Creation of social work regulator is matter for Parliament not ministers
9 June 2016
The Constitution Committee today publishes a report which questions why the creation of a new regulator of social workers is being delegated to the Secretary of State, rather than being set out in statute so it can be properly scrutinised by Parliament.
- Report: Children and Social Work Bill [HL] (HTML)
- Report: Children and Social Work Bill [HL] (PDF)
- Select Committee on the Constitution
New regulator of social workers
The Committee states that when the House of Lords debates the Children and Social Work Bill it may wish to consider whether the new regulator of social workers—and its powers and functions—should be detailed to some degree on the face of the Bill to allow proper parliamentary scrutiny, rather than left entirely in the hands of the Secretary of State.
New criminal offences
The report also points out that the Bill allows ministers to create new criminal offences by regulation. The Committee asks the House to consider how it can be expected to scrutinise the creation of criminal offences when not only are the offences currently undefined, but they relate to other aspects of the Bill which are also undefined and left to the discretion of ministers.
The criticism of the extensive delegated powers contained in the Bill, with much of the substance of the Bill left to ministers to determine by regulation, echoes criticism the Committee makes separately in its Sessional Report 2015-16, which is also published today. In that report, the Committee expresses concern about "a constitutionally inappropriate shift of power from Parliament to the Executive". Referring to the Strathclyde Review, the Committee states that "The Government appears to be seeking greater discretion in how it implements and interprets legislation while simultaneously seeking to restrict the right of the House of Lords to subsequently scrutinise and approve or reject the Government's use of delegated powers".
The Committee highlights a number of Bills from the last Session, such as the Cities and Local Government Devolution Bill, the Psychoactive Substances Bill, the Charities (Protection and Social Investment) Bill and the Childcare Bill, as examples of vaguely worded legislation that left much to the discretion of ministers.
"The Children and Social Work Bill continues a worrying trend in which Parliament is asked to agree legislation that is lacking crucial details that allow it properly to scrutinise Government proposals.
"Our political system relies on Parliament having the ability to scrutinise legislation through the full multi-stage process in both Houses. The Government's reliance on legislating by regulation undermines that and risks poorly constructed proposals becoming law.

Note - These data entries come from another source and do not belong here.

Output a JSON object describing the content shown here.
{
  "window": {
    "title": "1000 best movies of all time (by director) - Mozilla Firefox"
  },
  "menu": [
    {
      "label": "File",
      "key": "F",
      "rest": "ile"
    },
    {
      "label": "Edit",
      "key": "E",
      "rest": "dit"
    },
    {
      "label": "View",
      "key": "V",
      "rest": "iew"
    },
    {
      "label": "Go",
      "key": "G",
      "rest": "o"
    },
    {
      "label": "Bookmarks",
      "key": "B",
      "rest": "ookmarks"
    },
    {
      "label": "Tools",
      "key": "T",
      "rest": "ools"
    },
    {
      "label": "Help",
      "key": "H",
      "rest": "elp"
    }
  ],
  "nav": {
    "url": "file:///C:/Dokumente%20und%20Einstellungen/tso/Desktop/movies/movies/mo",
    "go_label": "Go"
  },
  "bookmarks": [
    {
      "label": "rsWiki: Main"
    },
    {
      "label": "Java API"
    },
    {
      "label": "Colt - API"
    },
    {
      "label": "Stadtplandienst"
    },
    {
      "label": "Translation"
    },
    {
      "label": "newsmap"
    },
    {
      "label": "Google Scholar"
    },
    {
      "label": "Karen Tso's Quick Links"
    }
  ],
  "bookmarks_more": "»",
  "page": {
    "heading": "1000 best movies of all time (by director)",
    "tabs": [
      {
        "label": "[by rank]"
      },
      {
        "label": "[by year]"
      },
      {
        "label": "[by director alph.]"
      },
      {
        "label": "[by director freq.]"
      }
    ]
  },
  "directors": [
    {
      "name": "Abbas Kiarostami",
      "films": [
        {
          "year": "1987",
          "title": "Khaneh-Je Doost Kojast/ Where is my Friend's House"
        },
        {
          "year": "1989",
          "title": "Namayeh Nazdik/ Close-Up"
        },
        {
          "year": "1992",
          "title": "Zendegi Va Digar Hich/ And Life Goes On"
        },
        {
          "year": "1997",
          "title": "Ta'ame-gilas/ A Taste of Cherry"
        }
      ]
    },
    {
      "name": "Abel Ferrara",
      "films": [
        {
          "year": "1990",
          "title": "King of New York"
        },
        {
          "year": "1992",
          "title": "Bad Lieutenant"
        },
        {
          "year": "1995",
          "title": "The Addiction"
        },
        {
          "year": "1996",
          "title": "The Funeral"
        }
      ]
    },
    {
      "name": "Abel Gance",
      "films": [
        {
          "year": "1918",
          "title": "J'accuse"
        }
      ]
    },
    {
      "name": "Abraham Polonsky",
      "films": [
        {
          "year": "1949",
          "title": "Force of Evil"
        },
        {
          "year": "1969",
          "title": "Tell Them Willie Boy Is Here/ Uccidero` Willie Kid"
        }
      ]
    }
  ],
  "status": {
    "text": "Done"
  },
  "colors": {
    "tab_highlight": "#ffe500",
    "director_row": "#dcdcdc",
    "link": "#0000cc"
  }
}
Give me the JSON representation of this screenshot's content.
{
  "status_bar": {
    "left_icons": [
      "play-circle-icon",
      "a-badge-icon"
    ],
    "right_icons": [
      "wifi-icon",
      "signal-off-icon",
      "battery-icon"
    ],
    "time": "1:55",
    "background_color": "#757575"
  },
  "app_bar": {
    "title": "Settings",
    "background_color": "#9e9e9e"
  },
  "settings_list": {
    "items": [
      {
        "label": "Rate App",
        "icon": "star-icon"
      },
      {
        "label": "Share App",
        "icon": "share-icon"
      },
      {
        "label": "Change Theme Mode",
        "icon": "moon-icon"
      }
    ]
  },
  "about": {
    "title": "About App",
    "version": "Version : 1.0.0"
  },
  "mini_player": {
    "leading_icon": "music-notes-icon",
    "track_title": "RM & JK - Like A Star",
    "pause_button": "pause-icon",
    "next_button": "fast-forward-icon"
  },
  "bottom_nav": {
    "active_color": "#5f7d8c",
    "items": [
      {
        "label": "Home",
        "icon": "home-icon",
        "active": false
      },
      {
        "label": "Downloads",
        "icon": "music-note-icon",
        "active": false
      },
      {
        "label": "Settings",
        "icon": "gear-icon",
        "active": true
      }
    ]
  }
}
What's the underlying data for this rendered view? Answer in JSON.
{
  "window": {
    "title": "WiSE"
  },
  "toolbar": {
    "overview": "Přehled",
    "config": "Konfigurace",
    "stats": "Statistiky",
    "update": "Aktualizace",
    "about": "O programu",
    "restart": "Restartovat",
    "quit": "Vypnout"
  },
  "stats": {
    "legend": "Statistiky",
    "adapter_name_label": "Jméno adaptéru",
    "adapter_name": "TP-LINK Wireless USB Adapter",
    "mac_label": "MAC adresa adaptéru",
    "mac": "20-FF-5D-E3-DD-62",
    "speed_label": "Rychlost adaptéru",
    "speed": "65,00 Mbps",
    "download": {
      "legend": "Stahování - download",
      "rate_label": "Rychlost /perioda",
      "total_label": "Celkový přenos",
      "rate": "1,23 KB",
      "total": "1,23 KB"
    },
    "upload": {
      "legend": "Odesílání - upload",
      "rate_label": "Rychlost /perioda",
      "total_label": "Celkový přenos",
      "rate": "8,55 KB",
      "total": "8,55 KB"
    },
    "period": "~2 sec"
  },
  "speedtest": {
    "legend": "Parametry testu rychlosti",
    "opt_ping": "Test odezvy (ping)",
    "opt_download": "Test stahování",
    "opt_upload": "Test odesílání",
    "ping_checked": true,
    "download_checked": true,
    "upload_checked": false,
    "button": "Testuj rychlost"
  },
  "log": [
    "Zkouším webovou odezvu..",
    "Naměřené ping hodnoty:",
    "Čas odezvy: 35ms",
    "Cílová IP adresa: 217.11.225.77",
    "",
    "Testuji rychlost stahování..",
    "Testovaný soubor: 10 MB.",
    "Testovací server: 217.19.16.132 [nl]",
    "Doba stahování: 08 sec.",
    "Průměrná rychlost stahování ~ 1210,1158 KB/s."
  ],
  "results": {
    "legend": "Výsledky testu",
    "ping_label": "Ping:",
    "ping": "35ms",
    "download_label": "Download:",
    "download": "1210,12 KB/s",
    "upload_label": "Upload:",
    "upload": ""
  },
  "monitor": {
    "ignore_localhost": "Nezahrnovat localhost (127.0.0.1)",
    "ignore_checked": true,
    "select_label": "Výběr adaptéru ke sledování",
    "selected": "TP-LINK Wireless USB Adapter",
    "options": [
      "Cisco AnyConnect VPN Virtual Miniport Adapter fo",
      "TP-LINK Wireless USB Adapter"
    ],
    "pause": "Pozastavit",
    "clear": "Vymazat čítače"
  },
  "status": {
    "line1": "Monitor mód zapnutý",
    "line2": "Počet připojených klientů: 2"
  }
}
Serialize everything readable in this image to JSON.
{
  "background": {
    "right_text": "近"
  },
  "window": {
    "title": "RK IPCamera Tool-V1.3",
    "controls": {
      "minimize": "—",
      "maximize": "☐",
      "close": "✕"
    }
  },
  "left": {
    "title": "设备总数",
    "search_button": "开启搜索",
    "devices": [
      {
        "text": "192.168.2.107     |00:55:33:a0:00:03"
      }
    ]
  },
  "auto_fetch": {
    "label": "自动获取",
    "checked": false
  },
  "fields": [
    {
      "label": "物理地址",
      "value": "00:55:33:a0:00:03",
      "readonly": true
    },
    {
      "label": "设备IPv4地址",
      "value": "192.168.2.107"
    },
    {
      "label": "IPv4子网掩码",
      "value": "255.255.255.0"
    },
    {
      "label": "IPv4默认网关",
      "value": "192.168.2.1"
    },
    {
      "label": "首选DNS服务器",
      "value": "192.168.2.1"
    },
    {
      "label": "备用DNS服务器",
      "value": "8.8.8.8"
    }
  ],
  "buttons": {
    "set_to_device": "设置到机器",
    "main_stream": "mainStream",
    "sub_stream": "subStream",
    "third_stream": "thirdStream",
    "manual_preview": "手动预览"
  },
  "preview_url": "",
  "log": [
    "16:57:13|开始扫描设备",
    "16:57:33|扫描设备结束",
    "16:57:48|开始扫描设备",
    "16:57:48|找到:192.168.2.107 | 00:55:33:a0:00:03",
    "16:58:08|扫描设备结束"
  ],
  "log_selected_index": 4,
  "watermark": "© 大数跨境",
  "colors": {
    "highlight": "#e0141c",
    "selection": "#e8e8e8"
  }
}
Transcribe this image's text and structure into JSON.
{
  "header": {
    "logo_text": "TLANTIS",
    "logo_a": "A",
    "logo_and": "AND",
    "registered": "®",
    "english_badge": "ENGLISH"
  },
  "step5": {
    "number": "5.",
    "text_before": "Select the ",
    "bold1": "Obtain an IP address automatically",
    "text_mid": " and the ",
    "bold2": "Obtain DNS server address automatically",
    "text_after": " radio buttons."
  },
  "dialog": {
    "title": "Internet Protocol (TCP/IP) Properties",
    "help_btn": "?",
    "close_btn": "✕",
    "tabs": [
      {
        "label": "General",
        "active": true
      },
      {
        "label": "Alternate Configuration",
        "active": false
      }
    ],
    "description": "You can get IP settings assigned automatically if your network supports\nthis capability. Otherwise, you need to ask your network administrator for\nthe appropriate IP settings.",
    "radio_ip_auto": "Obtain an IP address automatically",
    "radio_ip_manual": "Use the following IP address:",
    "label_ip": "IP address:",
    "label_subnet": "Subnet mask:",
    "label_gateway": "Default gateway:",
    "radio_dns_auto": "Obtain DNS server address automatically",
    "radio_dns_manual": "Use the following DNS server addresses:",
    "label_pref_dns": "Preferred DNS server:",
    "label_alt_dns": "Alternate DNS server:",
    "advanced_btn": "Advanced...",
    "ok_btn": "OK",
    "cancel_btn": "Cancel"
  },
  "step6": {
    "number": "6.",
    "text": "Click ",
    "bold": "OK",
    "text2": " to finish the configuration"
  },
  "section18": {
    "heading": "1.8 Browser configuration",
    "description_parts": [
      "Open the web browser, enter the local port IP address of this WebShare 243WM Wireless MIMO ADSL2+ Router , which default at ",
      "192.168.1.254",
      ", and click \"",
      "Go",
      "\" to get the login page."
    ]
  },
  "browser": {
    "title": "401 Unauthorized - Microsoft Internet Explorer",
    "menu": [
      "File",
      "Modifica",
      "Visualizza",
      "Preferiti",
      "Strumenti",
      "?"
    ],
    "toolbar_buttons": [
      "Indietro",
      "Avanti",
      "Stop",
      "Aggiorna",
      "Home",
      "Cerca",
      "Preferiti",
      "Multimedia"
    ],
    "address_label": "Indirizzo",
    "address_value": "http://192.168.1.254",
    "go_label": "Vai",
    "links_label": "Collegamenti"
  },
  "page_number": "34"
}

"The Children and Social Work Bill proposes giving the Secretary of State significant powers to establish a new social work regulator, to define its functions and powers, and to create new, and currently undefined, criminal offences. Changes of that nature should be set out in primary legislation so they can be debated, scrutinised and improved. Instead, by giving the Minister the power to make these changes by regulation there is a risk Parliament will again be denied its proper role in holding the Government to account."
The second reading of the bill is due on 14 June 2016.